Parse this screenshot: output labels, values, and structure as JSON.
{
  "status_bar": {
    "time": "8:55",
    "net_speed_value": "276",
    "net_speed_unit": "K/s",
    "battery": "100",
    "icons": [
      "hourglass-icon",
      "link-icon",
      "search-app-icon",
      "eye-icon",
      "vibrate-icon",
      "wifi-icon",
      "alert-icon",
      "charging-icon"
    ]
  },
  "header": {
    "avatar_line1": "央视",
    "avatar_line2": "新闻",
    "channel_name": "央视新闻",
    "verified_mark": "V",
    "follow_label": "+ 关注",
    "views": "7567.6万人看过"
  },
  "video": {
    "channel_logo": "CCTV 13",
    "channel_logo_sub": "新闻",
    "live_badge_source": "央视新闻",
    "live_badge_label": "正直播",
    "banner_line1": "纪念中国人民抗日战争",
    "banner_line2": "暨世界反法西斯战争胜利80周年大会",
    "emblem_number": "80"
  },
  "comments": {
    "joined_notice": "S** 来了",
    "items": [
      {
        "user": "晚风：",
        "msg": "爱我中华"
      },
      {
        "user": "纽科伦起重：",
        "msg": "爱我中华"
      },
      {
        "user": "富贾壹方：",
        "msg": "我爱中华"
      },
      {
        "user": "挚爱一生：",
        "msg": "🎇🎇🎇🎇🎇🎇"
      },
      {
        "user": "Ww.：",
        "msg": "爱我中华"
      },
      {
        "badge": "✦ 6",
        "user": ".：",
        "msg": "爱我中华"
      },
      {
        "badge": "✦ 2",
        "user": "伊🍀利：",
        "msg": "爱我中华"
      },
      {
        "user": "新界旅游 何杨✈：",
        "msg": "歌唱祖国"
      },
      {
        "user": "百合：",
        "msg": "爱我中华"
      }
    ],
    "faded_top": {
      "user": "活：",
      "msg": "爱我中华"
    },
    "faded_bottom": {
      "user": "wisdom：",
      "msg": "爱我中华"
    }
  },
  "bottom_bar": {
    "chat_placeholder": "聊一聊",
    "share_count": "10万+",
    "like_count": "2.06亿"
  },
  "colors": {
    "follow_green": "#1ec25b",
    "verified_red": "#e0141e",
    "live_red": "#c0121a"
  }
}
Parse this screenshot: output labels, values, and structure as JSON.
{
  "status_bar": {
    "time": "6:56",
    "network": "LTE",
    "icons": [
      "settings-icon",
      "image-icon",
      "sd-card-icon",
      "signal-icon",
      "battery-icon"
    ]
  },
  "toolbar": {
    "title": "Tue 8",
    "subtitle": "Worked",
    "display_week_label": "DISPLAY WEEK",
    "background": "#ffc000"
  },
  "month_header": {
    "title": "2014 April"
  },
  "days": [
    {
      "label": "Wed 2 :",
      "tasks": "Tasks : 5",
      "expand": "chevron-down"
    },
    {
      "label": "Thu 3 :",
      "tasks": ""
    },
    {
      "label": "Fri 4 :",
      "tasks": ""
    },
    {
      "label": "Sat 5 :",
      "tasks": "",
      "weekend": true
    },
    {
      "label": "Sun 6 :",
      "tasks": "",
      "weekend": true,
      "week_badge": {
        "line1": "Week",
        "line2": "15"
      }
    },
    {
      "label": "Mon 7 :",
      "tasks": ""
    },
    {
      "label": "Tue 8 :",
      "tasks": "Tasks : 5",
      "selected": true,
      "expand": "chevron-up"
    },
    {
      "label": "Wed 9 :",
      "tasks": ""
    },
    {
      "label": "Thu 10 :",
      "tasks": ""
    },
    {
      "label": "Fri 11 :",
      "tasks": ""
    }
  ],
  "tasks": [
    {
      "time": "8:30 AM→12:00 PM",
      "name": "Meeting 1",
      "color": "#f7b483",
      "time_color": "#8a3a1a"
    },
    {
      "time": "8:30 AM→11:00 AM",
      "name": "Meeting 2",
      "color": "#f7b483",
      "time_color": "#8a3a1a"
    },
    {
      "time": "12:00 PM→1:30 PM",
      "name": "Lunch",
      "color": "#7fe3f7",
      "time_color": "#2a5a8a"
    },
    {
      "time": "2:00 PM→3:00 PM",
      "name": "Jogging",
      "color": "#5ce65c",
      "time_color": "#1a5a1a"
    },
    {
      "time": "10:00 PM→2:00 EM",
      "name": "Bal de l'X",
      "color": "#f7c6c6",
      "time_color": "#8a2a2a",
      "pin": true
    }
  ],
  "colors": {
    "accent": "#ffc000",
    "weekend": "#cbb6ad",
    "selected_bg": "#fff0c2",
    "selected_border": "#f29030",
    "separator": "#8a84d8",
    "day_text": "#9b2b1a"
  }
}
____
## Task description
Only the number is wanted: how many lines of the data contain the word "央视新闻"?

## Worked solution
2